= Beginning of Section =
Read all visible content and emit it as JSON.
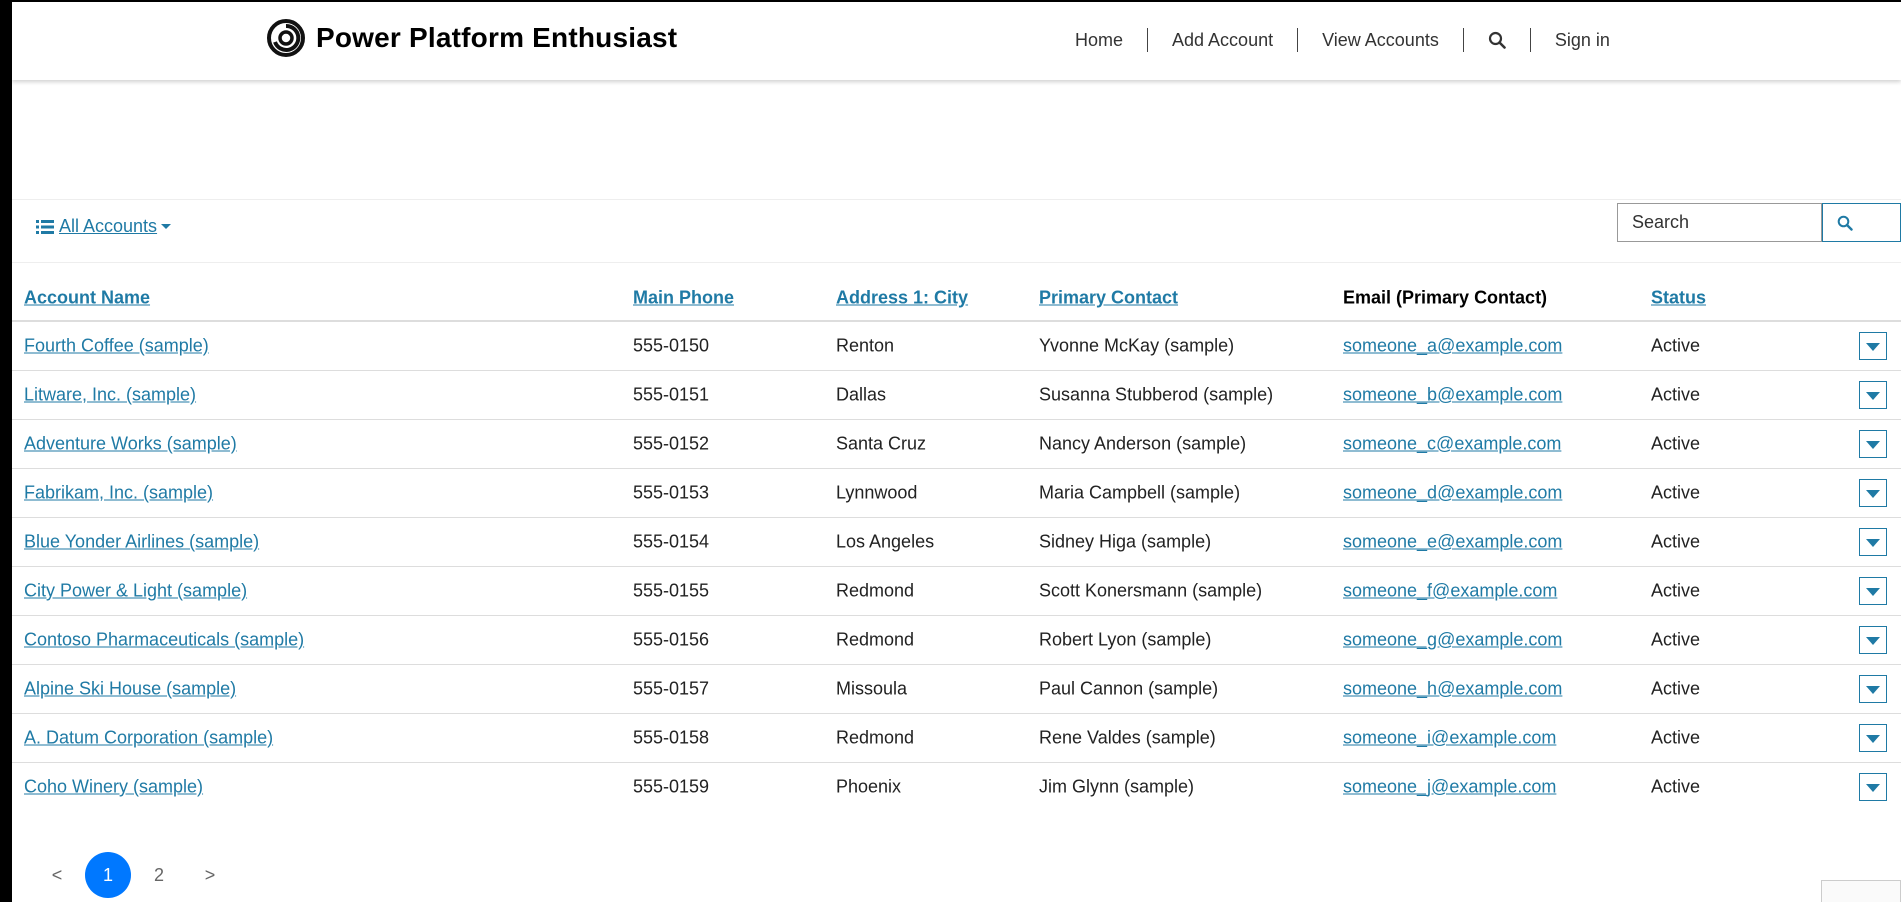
{
  "header": {
    "brand_title": "Power Platform Enthusiast",
    "nav": {
      "home": "Home",
      "add_account": "Add Account",
      "view_accounts": "View Accounts",
      "sign_in": "Sign in"
    }
  },
  "toolbar": {
    "view_label": "All Accounts",
    "search_placeholder": "Search"
  },
  "table": {
    "columns": {
      "account_name": "Account Name",
      "main_phone": "Main Phone",
      "city": "Address 1: City",
      "primary_contact": "Primary Contact",
      "email": "Email (Primary Contact)",
      "status": "Status"
    },
    "rows": [
      {
        "name": "Fourth Coffee (sample)",
        "phone": "555-0150",
        "city": "Renton",
        "contact": "Yvonne McKay (sample)",
        "email": "someone_a@example.com",
        "status": "Active"
      },
      {
        "name": "Litware, Inc. (sample)",
        "phone": "555-0151",
        "city": "Dallas",
        "contact": "Susanna Stubberod (sample)",
        "email": "someone_b@example.com",
        "status": "Active"
      },
      {
        "name": "Adventure Works (sample)",
        "phone": "555-0152",
        "city": "Santa Cruz",
        "contact": "Nancy Anderson (sample)",
        "email": "someone_c@example.com",
        "status": "Active"
      },
      {
        "name": "Fabrikam, Inc. (sample)",
        "phone": "555-0153",
        "city": "Lynnwood",
        "contact": "Maria Campbell (sample)",
        "email": "someone_d@example.com",
        "status": "Active"
      },
      {
        "name": "Blue Yonder Airlines (sample)",
        "phone": "555-0154",
        "city": "Los Angeles",
        "contact": "Sidney Higa (sample)",
        "email": "someone_e@example.com",
        "status": "Active"
      },
      {
        "name": "City Power & Light (sample)",
        "phone": "555-0155",
        "city": "Redmond",
        "contact": "Scott Konersmann (sample)",
        "email": "someone_f@example.com",
        "status": "Active"
      },
      {
        "name": "Contoso Pharmaceuticals (sample)",
        "phone": "555-0156",
        "city": "Redmond",
        "contact": "Robert Lyon (sample)",
        "email": "someone_g@example.com",
        "status": "Active"
      },
      {
        "name": "Alpine Ski House (sample)",
        "phone": "555-0157",
        "city": "Missoula",
        "contact": "Paul Cannon (sample)",
        "email": "someone_h@example.com",
        "status": "Active"
      },
      {
        "name": "A. Datum Corporation (sample)",
        "phone": "555-0158",
        "city": "Redmond",
        "contact": "Rene Valdes (sample)",
        "email": "someone_i@example.com",
        "status": "Active"
      },
      {
        "name": "Coho Winery (sample)",
        "phone": "555-0159",
        "city": "Phoenix",
        "contact": "Jim Glynn (sample)",
        "email": "someone_j@example.com",
        "status": "Active"
      }
    ]
  },
  "pagination": {
    "prev": "<",
    "pages": [
      "1",
      "2"
    ],
    "next": ">",
    "current": "1"
  },
  "colors": {
    "link": "#1f7aa5",
    "active_page": "#0078ff"
  }
}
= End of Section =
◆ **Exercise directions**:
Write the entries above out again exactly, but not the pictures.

◆ **Task output**:
Read all visible content and emit it as JSON.
{
  "header": {
    "brand_title": "Power Platform Enthusiast",
    "nav": {
      "home": "Home",
      "add_account": "Add Account",
      "view_accounts": "View Accounts",
      "sign_in": "Sign in"
    }
  },
  "toolbar": {
    "view_label": "All Accounts",
    "search_placeholder": "Search"
  },
  "table": {
    "columns": {
      "account_name": "Account Name",
      "main_phone": "Main Phone",
      "city": "Address 1: City",
      "primary_contact": "Primary Contact",
      "email": "Email (Primary Contact)",
      "status": "Status"
    },
    "rows": [
      {
        "name": "Fourth Coffee (sample)",
        "phone": "555-0150",
        "city": "Renton",
        "contact": "Yvonne McKay (sample)",
        "email": "someone_a@example.com",
        "status": "Active"
      },
      {
        "name": "Litware, Inc. (sample)",
        "phone": "555-0151",
        "city": "Dallas",
        "contact": "Susanna Stubberod (sample)",
        "email": "someone_b@example.com",
        "status": "Active"
      },
      {
        "name": "Adventure Works (sample)",
        "phone": "555-0152",
        "city": "Santa Cruz",
        "contact": "Nancy Anderson (sample)",
        "email": "someone_c@example.com",
        "status": "Active"
      },
      {
        "name": "Fabrikam, Inc. (sample)",
        "phone": "555-0153",
        "city": "Lynnwood",
        "contact": "Maria Campbell (sample)",
        "email": "someone_d@example.com",
        "status": "Active"
      },
      {
        "name": "Blue Yonder Airlines (sample)",
        "phone": "555-0154",
        "city": "Los Angeles",
        "contact": "Sidney Higa (sample)",
        "email": "someone_e@example.com",
        "status": "Active"
      },
      {
        "name": "City Power & Light (sample)",
        "phone": "555-0155",
        "city": "Redmond",
        "contact": "Scott Konersmann (sample)",
        "email": "someone_f@example.com",
        "status": "Active"
      },
      {
        "name": "Contoso Pharmaceuticals (sample)",
        "phone": "555-0156",
        "city": "Redmond",
        "contact": "Robert Lyon (sample)",
        "email": "someone_g@example.com",
        "status": "Active"
      },
      {
        "name": "Alpine Ski House (sample)",
        "phone": "555-0157",
        "city": "Missoula",
        "contact": "Paul Cannon (sample)",
        "email": "someone_h@example.com",
        "status": "Active"
      },
      {
        "name": "A. Datum Corporation (sample)",
        "phone": "555-0158",
        "city": "Redmond",
        "contact": "Rene Valdes (sample)",
        "email": "someone_i@example.com",
        "status": "Active"
      },
      {
        "name": "Coho Winery (sample)",
        "phone": "555-0159",
        "city": "Phoenix",
        "contact": "Jim Glynn (sample)",
        "email": "someone_j@example.com",
        "status": "Active"
      }
    ]
  },
  "pagination": {
    "prev": "<",
    "pages": [
      "1",
      "2"
    ],
    "next": ">",
    "current": "1"
  },
  "colors": {
    "link": "#1f7aa5",
    "active_page": "#0078ff"
  }
}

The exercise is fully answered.